Developing a go-to-market strategy for an imaginary super-niche product

Go-to-market strategy for a completely imaginary high-end piece of equipment for a niche sporting activity.

Product – what to sell

What is the products Unique Selling Proposition?

It is a high-performance replacement for an existing product. It allows the customer to select the other components to suit their needs and preferences.

Where does the product fit against others in the market?

Its superior performance, unique production methods and quality of construction means it exists in/creates an upper ceiling category above all other currently available alternatives. Mainstream products in the same category are most readily available with pre-set components making for an easier initial purchase but a lessened ability for customisation.

How should the product be priced?

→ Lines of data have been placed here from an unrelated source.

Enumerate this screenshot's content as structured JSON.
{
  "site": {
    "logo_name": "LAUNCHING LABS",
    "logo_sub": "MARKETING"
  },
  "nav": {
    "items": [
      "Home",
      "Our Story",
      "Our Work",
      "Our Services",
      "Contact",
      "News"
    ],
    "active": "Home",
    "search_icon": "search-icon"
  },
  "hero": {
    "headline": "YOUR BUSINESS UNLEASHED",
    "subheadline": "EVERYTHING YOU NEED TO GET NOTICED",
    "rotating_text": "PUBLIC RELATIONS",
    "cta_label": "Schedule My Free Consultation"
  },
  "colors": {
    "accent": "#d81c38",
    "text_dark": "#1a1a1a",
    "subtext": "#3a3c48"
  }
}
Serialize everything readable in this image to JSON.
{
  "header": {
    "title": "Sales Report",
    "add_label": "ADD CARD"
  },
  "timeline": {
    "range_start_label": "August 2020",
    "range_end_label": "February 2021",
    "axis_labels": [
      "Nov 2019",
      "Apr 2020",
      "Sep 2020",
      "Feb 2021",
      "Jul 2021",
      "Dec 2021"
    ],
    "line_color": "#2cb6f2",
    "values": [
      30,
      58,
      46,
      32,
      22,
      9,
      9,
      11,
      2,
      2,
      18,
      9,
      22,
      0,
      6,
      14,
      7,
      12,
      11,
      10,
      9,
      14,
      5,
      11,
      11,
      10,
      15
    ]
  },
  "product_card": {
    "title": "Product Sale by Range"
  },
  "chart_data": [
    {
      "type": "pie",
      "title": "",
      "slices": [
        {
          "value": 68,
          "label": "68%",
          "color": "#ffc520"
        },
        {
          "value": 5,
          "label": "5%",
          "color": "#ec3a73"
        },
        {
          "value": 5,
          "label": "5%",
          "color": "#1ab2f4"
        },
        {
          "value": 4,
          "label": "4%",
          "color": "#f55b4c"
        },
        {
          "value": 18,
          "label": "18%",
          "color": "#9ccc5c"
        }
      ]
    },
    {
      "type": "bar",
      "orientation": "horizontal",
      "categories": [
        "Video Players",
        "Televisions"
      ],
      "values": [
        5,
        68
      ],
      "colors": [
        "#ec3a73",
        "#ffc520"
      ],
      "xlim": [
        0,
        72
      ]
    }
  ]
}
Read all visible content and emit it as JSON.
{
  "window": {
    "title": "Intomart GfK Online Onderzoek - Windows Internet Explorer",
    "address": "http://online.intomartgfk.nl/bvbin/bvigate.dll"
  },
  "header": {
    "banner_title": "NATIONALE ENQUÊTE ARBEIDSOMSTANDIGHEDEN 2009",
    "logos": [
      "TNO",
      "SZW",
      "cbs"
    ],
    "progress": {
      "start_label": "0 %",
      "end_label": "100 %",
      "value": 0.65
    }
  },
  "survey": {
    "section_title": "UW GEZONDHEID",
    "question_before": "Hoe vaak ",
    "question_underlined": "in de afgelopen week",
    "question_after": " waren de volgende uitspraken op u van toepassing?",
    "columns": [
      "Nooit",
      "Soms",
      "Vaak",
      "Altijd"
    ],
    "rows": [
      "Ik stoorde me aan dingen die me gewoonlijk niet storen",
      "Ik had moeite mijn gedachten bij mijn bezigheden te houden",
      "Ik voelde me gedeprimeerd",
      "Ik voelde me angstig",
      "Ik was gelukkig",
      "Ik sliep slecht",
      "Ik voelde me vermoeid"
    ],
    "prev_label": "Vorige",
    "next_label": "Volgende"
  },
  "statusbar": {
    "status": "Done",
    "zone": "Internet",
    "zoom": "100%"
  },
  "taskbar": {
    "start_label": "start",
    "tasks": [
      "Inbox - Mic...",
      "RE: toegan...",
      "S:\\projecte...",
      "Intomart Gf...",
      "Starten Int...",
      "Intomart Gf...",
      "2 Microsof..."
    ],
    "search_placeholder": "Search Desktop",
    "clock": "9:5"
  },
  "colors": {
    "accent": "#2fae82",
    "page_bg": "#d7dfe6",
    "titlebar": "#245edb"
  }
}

As this product is the upgrade for other mainstream products and there are no up-sells or cross-sells available it should be priced according at the upper limit of what the market will stand rather than achieving a given margin on cost of production. This outside-in approach to pricing gives the best chance for demonstrating the products unique value and being profitable.

Market – where to sell

Distribution model

The distribution routes for taking this kind product to market are retail, most likely ecommerce, or wholesale to other retailers. Both options come with challenges around infrastructure and sufficient margin, and the challenge for attempting both is maintaining consistent pricing so that no one under cuts anyone else.

There is a third possible option, one that requires a different kind of management but reinforces the exclusivity of the product. It could be sold through community-based ‘sales-reps’ who establish relationships with potential customers, take payment, arrange delivery, and are paid on commission. This model has been successful with examples such as Avon which had products that sold best when demonstrated as part of a social activity. A similar approach could be taken with this product in which customers would buy because it is hard to get, they have to wait, they need to know the right person, etc. The Sales Rep are almost selling a secret weapon or drug dealing success.

Customer – who to sell to

How should customers be segmented?

As it is a high-end niche product the segmentation is partly achieved through there being only a small number of potential . Those customers could be segmented by geography/language to help tailor communications, or other demographic information such as wealth, but behavioural segmentation would probably be more effective. This could be achieved by surveying potential customers about their past competitive success, future aspirations and when they last upgraded their equipment. This would help to target them at the right time when they are most likely to purchase.

What does the adoption lifecycle look like?

This describes how the adoption lifecycle for this kind of product might pan out.

  • Innovators – those that want it just because it’s new, even before they know what it can do. This is an important group to get right. If the wrong people use the product in its early stages, find it doesn’t fit their needs, and then publicly criticise it, their opinions can damage the chances of other people adopting it. The right innovators are those who are already performing at a high level and can consistently demonstrate the benefits of the product whilst accepting it’s limitations.
  • Early adopters – these people follow in the footsteps of the innovators if the product is shown to be better than the alternatives and meet their needs. They are more discerning than innovators but take less convincing than the early majority.
  • Early majority – this is the group that often proves the most difficult to get to adopt the product. As the mainstream of customers they are often happy with mainstream products, but as the majority they often bring commercial success.
  • Late majority – those who struggle to understand or accept the benefits the product can provide and take lots of convincing.
  • Laggards – these people are unlikely to ever adopt the product.

The biggest challenge is crossing the chasm from early adopters to early majority.

Messaging concept

The core messaging concepts for this piece of equipment should be around its USP of being a high performance upgrade, and should be unashamedly assertive about not being a mainstream product for average customers, e.g.:

  • Upgrade your performance.
  • Level up.
  • Up your game.
  • Tired of mediocre? Bored of ordinary?
  • This is some next level shit going down right here!
  • No pretty colours to choose from, no sizes to select, it’s all about performance and its perfect as it is.
  • If you want to look pretty, move along. If you want to do better/succeed/improve, come this way my friend.
  • If you’re only going to use it a couple of times a year you should probably buy something else. It costs a lot of money, so you’d better make sure you get the most from it.